The ceiling fell in after a week of staying in their new dorm, an unexpected inconvenience for the girls.
Ryan Crimmins, a freshman business entrepreneurship major, said while moving in she saw residue on the ceiling tiles. Crimmins said she thought it was a small issue but the problems grew and leaks began occurring.
In hopes of stopping the leaks, Sarah Siler, one of the roommates and a freshman psychology major, decided to contact her community mentor (CM). Another roommate, Aubri Diaz, an elementary education freshman, called Housing and Residential Life.
When maintenance came, the girls said they misunderstood the issue. Instead of looking at the ceiling, they tried looking around in Diaz’s room for the problem. When the girls explained the situation was with the ceiling, maintenance said they cannot help solve this issue and gave them a phone number to contact.
After four days, someone came to try and fix the leak issues, but was unable to finish the job. Siler said later maintenance workers replaced parts to prevent more leaks and told the girls the issue was solved. But despite these efforts, the leaks got worse and the ceiling in their entryway collapsed along with one of its supporting beams.
Siler said she went to her CM to get help and they contacted residential life. However. they were told the issue was not an emergency because there was no dripping occurring.
"Well our ceiling clearly is leaking because it's falling through because of how wet the tiles are," Siler said "And there is water running down the walls on to the floor... that's literally what a leak is."
After a week, residential life relocated the girls to an apartment complex so maintenance would fix the leaking issue as well as the collapsed ceiling.
“We work with Facilities Management to determine the next steps, timeline, communicate, and coordinate with the residents, and offer relocation if needed,” Shannon Baughman, Associate Director of Operations for the Department of Housing and Residential Life, said.
When they returned to their apartment, the girls discovered their ceiling was not completely fixed. Crimmins said hanging bits of the ceiling where removed, masking tape was put in a few spots and left the water stains from the leaks.
It was not until a parent of a resident stepped in this issue was taken more seriously, and despite the efforts made, the problem is ongoing.
The four girls said moving back and forth was difficult and their new living space put them on edge.

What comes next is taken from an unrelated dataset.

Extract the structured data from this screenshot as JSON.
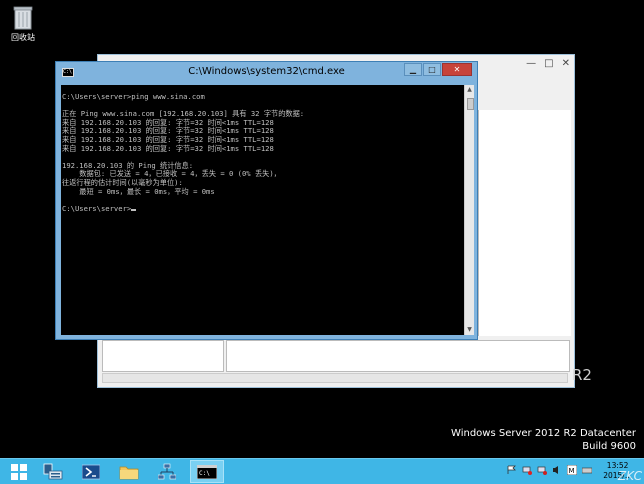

“I walked in and there were dead spiders everywhere… But I saw one crawling and so I bought poison and sprayed every corner and inch of that place,” said Diaz.